Warning: Cannot modify header information - headers already sent by (output started at /home/content/97/10377897/html/prismafoundation.org/index.php:2) in /home/content/97/10377897/html/prismafoundation.org/sistema/inc_contenido.php on line 38

Warning: Cannot modify header information - headers already sent by (output started at /home/content/97/10377897/html/prismafoundation.org/index.php:2) in /home/content/97/10377897/html/prismafoundation.org/sistema/inc_contenido.php on line 39
 Seed production and treatment PrismaFoundation.org
Seed production and treatment

In the year 1990, Rosemary came to Costa Rica from Colombia, where she worked previously in an agricultural research institution (CIAT, Cali, Colombia), with two sacks of seed of the grass Brachiaria dictyoneura. This grass, the original seed of which was collected in Kenya, had been selected by the Tropical Pastures Program (TPP) at CIAT in a series of regional trials all over Latin America, for its adaptability to the acid, infertile soils of the tropical lowlands of this region. However, at that time, there was no commercial production of the seed of this grass. One of it’s attributes is that it forms a very effective association with the tropical forage legume Arachis pintoi. The association of Brachiaria dictyoneura with Arachis pintoi is almost indestructible. Even when severely over-grazed, burned or otherwise mistreated, it comes back vigorously at the beginning of each rainy season, and supports high weight gains of the cattle grazing on it. It is also quite tolerant of dry periods of up to 6 months. Arachis pintoi is a legume which has been shown to fix over 50% of it’s nitrogen when in association with a grass, it has high digestibility and protein content, and persists under grazing. No commercial sexual seed of this legume was being produced at that time either. As Rosemary’s background is in biological nitrogen fixation, it seemed to her at the time, that to produce seed of these two plants (Brachiaria dictyoneura and Arachis pintoi) would be a way to ensure that farmers, and their cattle, benefit from the use of this free source of nitrogen.

For this reason, in the year 1990, with the help of an agronomist from the Ministry of Agriculture, Horacio Chi Chan, who is now a member of the Board of Trustees of Fudesemillas, she selected six farms on which to plant pastures of Brachiaria dictyoneura. The contract with the farmers allowed them to graze the pastures for 9 months of each year, and then remove the cattle to allow the grass to flower so that Rosemary and her team of workers could harvest the seed. This grass flowers and the seed matures in a very synchronised way, and in this region of Costa Rica harvest date is nearly always on or around June 21st. In Brazil, the date is 21st December.

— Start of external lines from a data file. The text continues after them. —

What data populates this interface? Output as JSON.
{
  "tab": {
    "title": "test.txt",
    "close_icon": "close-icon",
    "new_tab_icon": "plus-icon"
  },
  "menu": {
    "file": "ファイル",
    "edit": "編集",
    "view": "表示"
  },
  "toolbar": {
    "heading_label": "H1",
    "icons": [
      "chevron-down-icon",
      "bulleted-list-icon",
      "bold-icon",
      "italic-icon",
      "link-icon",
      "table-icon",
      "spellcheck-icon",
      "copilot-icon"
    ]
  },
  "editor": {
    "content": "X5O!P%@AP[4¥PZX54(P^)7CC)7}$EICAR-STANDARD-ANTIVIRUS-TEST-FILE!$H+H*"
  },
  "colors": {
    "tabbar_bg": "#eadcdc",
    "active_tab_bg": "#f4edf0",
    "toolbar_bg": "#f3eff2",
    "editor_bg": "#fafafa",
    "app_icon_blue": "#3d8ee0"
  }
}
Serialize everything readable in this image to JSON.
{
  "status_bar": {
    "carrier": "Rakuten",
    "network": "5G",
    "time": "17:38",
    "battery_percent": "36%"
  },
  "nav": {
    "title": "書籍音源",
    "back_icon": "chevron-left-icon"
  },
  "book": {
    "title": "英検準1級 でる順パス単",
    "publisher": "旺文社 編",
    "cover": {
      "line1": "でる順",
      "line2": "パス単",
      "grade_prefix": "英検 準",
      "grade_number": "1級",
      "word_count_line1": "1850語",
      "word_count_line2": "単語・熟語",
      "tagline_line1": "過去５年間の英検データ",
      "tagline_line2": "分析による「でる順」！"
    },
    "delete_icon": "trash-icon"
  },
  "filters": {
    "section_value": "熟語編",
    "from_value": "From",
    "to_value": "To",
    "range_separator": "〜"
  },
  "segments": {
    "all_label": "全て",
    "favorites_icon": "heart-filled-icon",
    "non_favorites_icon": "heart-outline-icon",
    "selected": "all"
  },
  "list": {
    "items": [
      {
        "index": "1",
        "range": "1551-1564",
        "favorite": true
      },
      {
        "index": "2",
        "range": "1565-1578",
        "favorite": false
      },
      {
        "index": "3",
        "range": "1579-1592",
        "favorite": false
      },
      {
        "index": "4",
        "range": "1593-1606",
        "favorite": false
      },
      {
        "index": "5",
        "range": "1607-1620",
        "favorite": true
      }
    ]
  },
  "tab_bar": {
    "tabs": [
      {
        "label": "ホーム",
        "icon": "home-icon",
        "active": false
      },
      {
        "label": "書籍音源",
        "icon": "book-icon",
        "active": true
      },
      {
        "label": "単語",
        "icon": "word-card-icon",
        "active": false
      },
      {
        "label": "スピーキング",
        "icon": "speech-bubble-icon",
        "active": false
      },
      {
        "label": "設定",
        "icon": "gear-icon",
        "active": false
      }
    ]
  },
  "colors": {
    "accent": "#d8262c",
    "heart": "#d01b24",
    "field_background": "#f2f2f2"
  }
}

Unfortunately the seed of Brachiaria dictyoneura is particularly prone to enter into dormancy, which means that although it is alive, it does not germinate. Due in part to Rosemary’s experience in Soil Microbiology she was able to develop a method to overcome dormancy in the seed of this grass. She has patented this method, and it is now being used under license by several companies in Mexico and Brazil.  



Initially we harvested the seed manually. 





To help small farmers harvest their own seed, we have written an instruction manual in Spanish, in collaboration with The Ministry of Agriculture.







We have made many attempts to mechanise the harvest. In 2001, we used a combine harvester successfully near David in Panamá. However, the land around San Isidro del General in Costa Rica is not flat enough for the use of such large machinery. 







So, in 2008 we imported a mechanical harvester made in Italy which is similar to the old-fashioned horse-drawn reaper-binders used to harvest wheat. However, this machine is not really ideal for harvesting this grass, because the stems are too weak and the “stooks” flop over in the binder mechanism and have to be helped manually to pass through the machine onto the ground.











In 2011 we imported a hand-held seed harvester and tested it. It was semi-successful but is very hard to hold up high enough, because the stems of Brachiaria dictyoneura are much longer than those of the Canadian native grasses the machine was developed for. 








In 2012 we finally managed to adapt some machinery to harvest Brachiaria dictyoneura using a scythe and a thresher.






The seed we produce of Brachiaria dictyoneura is recognised by local farmers as being the best quality seed available. 






We also sell seeds of other grass and legume species. Contact us for details. Due to the permits needed for export of seed, if you wish to import them, you must first obtain a phytosanitary import permit from your country. We can supply you with an invoice for you to be able to do this.